--- Exercise input Enclosed Below ---

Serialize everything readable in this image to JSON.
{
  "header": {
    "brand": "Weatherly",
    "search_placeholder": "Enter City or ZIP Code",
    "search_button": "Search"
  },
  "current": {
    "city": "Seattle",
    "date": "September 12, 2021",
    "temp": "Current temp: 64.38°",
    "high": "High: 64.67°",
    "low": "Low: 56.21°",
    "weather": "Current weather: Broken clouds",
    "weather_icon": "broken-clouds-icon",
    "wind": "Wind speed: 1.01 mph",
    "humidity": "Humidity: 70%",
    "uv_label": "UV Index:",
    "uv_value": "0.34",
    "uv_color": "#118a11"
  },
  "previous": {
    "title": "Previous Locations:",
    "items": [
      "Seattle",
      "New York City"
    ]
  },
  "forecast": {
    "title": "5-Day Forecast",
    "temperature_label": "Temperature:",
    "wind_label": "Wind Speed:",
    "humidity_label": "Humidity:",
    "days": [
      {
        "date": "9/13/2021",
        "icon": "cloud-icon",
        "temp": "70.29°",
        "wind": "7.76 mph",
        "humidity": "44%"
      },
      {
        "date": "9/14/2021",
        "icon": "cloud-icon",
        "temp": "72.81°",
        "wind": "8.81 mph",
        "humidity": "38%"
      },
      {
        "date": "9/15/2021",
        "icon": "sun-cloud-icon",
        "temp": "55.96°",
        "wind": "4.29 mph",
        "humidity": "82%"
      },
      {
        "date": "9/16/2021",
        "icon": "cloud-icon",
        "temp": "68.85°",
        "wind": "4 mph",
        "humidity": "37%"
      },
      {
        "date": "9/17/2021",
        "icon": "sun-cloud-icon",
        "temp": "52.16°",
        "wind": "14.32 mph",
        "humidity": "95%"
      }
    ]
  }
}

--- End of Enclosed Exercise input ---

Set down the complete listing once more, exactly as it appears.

Serialize everything readable in this image to JSON.
{
  "header": {
    "brand": "Weatherly",
    "search_placeholder": "Enter City or ZIP Code",
    "search_button": "Search"
  },
  "current": {
    "city": "Seattle",
    "date": "September 12, 2021",
    "temp": "Current temp: 64.38°",
    "high": "High: 64.67°",
    "low": "Low: 56.21°",
    "weather": "Current weather: Broken clouds",
    "weather_icon": "broken-clouds-icon",
    "wind": "Wind speed: 1.01 mph",
    "humidity": "Humidity: 70%",
    "uv_label": "UV Index:",
    "uv_value": "0.34",
    "uv_color": "#118a11"
  },
  "previous": {
    "title": "Previous Locations:",
    "items": [
      "Seattle",
      "New York City"
    ]
  },
  "forecast": {
    "title": "5-Day Forecast",
    "temperature_label": "Temperature:",
    "wind_label": "Wind Speed:",
    "humidity_label": "Humidity:",
    "days": [
      {
        "date": "9/13/2021",
        "icon": "cloud-icon",
        "temp": "70.29°",
        "wind": "7.76 mph",
        "humidity": "44%"
      },
      {
        "date": "9/14/2021",
        "icon": "cloud-icon",
        "temp": "72.81°",
        "wind": "8.81 mph",
        "humidity": "38%"
      },
      {
        "date": "9/15/2021",
        "icon": "sun-cloud-icon",
        "temp": "55.96°",
        "wind": "4.29 mph",
        "humidity": "82%"
      },
      {
        "date": "9/16/2021",
        "icon": "cloud-icon",
        "temp": "68.85°",
        "wind": "4 mph",
        "humidity": "37%"
      },
      {
        "date": "9/17/2021",
        "icon": "sun-cloud-icon",
        "temp": "52.16°",
        "wind": "14.32 mph",
        "humidity": "95%"
      }
    ]
  }
}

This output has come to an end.